Bond prices turned higher. The market spent several more days bouncing around, and when China did place tariffs on a small number of exports, stocks plunged.

Among a few bright spots, Humana HUM.N jumped 4.4 percent Reuters reported Walmart WMT.N was in early-stage talks with the health insurer about developing closer ties, with acquisition discussed as one possibility.

COMMODITIES: Benchmark U.S. crude lost $1.71, or 2.7 percent, to $63.23 a barrel in NY. The index lost 3%, which is set to be its biggest one-day percentage drop since February 8, as well as its sixth daily drop of the past eight sessions.

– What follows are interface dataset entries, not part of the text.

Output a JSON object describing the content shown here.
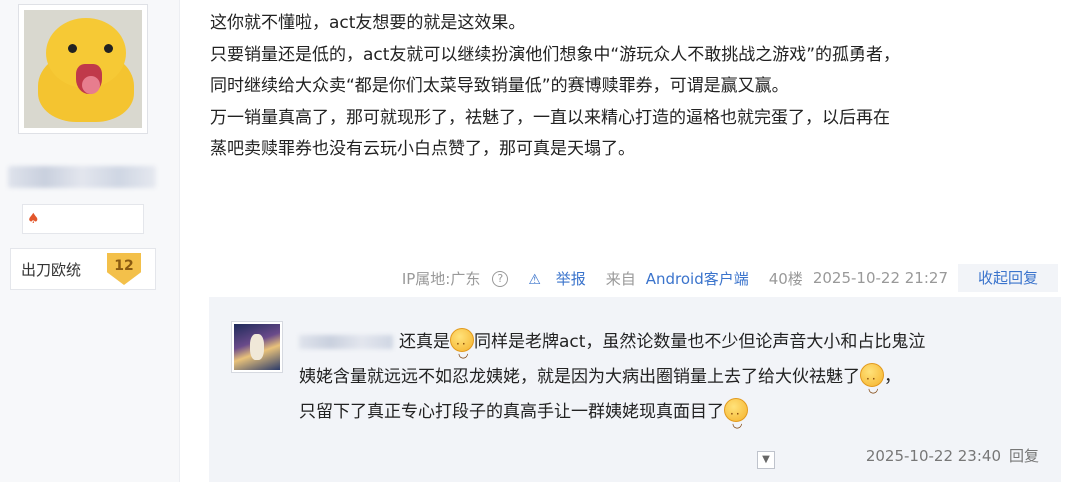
{
  "user": {
    "avatar": "yellow-duck-avatar",
    "title_label": "出刀欧统",
    "level": "12"
  },
  "post": {
    "lines": [
      "这你就不懂啦，act友想要的就是这效果。",
      "只要销量还是低的，act友就可以继续扮演他们想象中“游玩众人不敢挑战之游戏”的孤勇者，",
      "同时继续给大众卖“都是你们太菜导致销量低”的赛博赎罪券，可谓是赢又赢。",
      "万一销量真高了，那可就现形了，祛魅了，一直以来精心打造的逼格也就完蛋了，以后再在",
      "蒸吧卖赎罪券也没有云玩小白点赞了，那可真是天塌了。"
    ],
    "footer": {
      "ip": "IP属地:广东",
      "help_icon": "?",
      "report": "举报",
      "client_prefix": "来自",
      "client": "Android客户端",
      "floor": "40楼",
      "time": "2025-10-22 21:27",
      "collapse": "收起回复"
    }
  },
  "reply": {
    "line1_a": "还真是",
    "line1_b": "同样是老牌act，虽然论数量也不少但论声音大小和占比鬼泣",
    "line2": "姨姥含量就远远不如忍龙姨姥，就是因为大病出圈销量上去了给大伙祛魅了",
    "line2_end": "，",
    "line3": "只留下了真正专心打段子的真高手让一群姨姥现真面目了",
    "time": "2025-10-22 23:40",
    "reply_label": "回复"
  },
  "colors": {
    "link": "#3b74cc",
    "muted": "#999999",
    "reply_bg": "#f2f4f8"
  }
}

Hong Kong's Hang Seng bucked the trend, ending up 0.2 per cent at 30,137.49.

Shares of Boeing Co., for instance, continued their recent slide on Monday, losing 1.7 per cent, as investors fretted about whether the US airplane maker, a major supplier to Chinese state-owned airlines, will have its wings clipped by retaliatory Chinese action. The euro edged up to $1.2308 from $1.2306.

A barrel of USA crude gained 50 cents to $63.51 in NY while Brent crude, used to price worldwide oils, rose 48 cents to $68.12 a barrel in London. Natural gas slid 5 cents to $2.68 per 1,000 cubic feet.

  • Darren Santiago